Secure your information in these 3 places.

Document security becomes startlingly relevant right after you realize you don’t have it, and that your information has been stolen. This week we’ve looked at 5 things you need to shred at tax time, and how to secure your working experience by taking it with you on the road. Today we’re looking at different ways to secure the tools you use everyday. There are three key areas you need to focus on to keep yourself document-safe: your computer, your mobile phone, and ordinary pen and paper.

Your computer

Data security policies are essential to protect both you and your customers, but they can be less effective when they’re not properly thought out. Common-sense activities like locking your PC when you walk away tend to be forgotten simply because they are effective; set a short time-out on your screensaver to help mitigate “quick trip to the printer” vulnerabilities.

Securing your PC is crucial, but securing your data is even more important. Encrypt your laptop or desktop hard drive with software like McAfee Total Protection 2012 or Bit Defender Total Security 2012 to make your data safer even if the drive is stolen. Using an external USB hard drive or USB key with encryption also adds a layer of protection in the event of theft or loss.
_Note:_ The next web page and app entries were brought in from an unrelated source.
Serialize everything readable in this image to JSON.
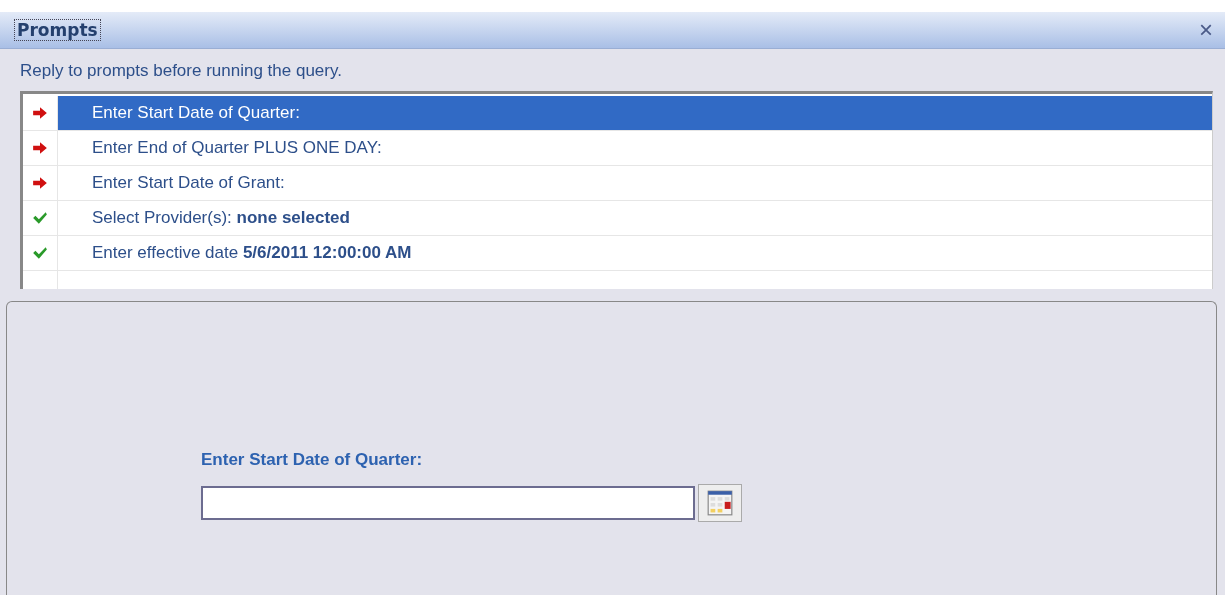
{
  "window": {
    "title": "Prompts",
    "close": "×"
  },
  "instruction": "Reply to prompts before running the query.",
  "prompts": [
    {
      "kind": "pending",
      "selected": true,
      "text": "Enter Start Date of Quarter:"
    },
    {
      "kind": "pending",
      "selected": false,
      "text": "Enter End of Quarter PLUS ONE DAY:"
    },
    {
      "kind": "pending",
      "selected": false,
      "text": "Enter Start Date of Grant:"
    },
    {
      "kind": "done",
      "selected": false,
      "text": "Select Provider(s): **none selected**"
    },
    {
      "kind": "done",
      "selected": false,
      "text": "Enter effective date **5/6/2011 12:00:00 AM**"
    }
  ],
  "editor": {
    "label": "Enter Start Date of Quarter:"
  }
}
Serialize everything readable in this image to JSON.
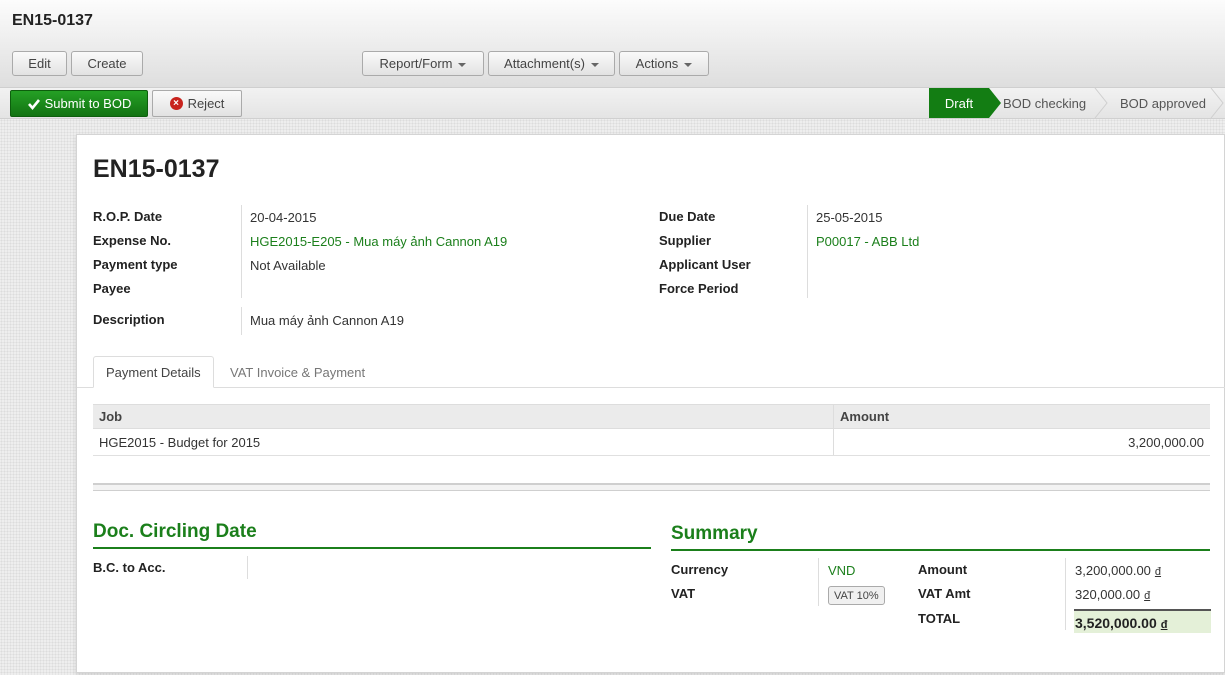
{
  "header": {
    "title": "EN15-0137",
    "edit_label": "Edit",
    "create_label": "Create",
    "report_label": "Report/Form",
    "attachment_label": "Attachment(s)",
    "actions_label": "Actions"
  },
  "statusbar": {
    "submit_label": "Submit to BOD",
    "reject_label": "Reject",
    "stages": [
      "Draft",
      "BOD checking",
      "BOD approved"
    ],
    "active_stage": "Draft"
  },
  "doc": {
    "title": "EN15-0137",
    "rop_date_label": "R.O.P. Date",
    "rop_date": "20-04-2015",
    "expense_no_label": "Expense No.",
    "expense_no": "HGE2015-E205 - Mua máy ảnh Cannon A19",
    "payment_type_label": "Payment type",
    "payment_type": "Not Available",
    "payee_label": "Payee",
    "payee": "",
    "description_label": "Description",
    "description": "Mua máy ảnh Cannon A19",
    "due_date_label": "Due Date",
    "due_date": "25-05-2015",
    "supplier_label": "Supplier",
    "supplier": "P00017 - ABB Ltd",
    "applicant_label": "Applicant User",
    "applicant": "",
    "force_period_label": "Force Period",
    "force_period": ""
  },
  "tabs": [
    {
      "label": "Payment Details",
      "active": true
    },
    {
      "label": "VAT Invoice & Payment",
      "active": false
    }
  ],
  "table": {
    "columns": [
      "Job",
      "Amount"
    ],
    "rows": [
      {
        "job": "HGE2015 - Budget for 2015",
        "amount": "3,200,000.00"
      }
    ]
  },
  "circling": {
    "title": "Doc. Circling Date",
    "bc_label": "B.C. to Acc.",
    "bc_value": ""
  },
  "summary": {
    "title": "Summary",
    "currency_label": "Currency",
    "currency": "VND",
    "vat_label": "VAT",
    "vat": "VAT 10%",
    "amount_label": "Amount",
    "amount": "3,200,000.00",
    "vat_amt_label": "VAT Amt",
    "vat_amt": "320,000.00",
    "total_label": "TOTAL",
    "total": "3,520,000.00",
    "currency_symbol": "đ"
  },
  "colors": {
    "accent_green": "#1b7f1b",
    "submit_green": "#137d13",
    "reject_red": "#c8231d",
    "total_bg": "#e4f0d8"
  }
}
Remember to “zero-out” format any hard drives or USB keys that you’re not going to use in the future to avoid the information that was once on them being recovered. The format utility on Macs and PCs includes options for secure formatting–it takes longer, but it’s worth it to protect your information.

Your mobile device

Punching a lock code into your phone to use it can be frustrating, but it’s a surefire way to keep your device from casual attacks if it’s lost or stolen. If you’re working with an exchange server, it will generally include policies to remotely wipe the device in the event of theft or loss. You may also want to add a third party app or use built-in software to track or wipe the device yourself; it’s always a good idea to get the police involved with any recovery efforts.

Your desk

We’ve already talked about 5 items to shred at tax time, but how you shred them matters too. Cross-cut shredders do an even better job of obscuring sensitive personal and professional information, making them an ideal choice for document security. If you frequently back data up to optical discs like CDs or DVDs, choose a shredder that can handle those media formats, and schedule a time to eliminate old backups when they’re no longer in use.

Pro-actively protecting yourself is key when fighting data intrusions and identity theft. By following these simple steps and evaluating other areas that could potential be dangerous, you’re taking the right steps to keeping your information safe this tax season, and beyond!

Are you practicing good document security? Comment on any of this weeks' blog posts, or join the discussion on our Facebook page for your chance to win a handy Fellowes Shredder to keep your documents more secure!

By Adam

February 24, 2012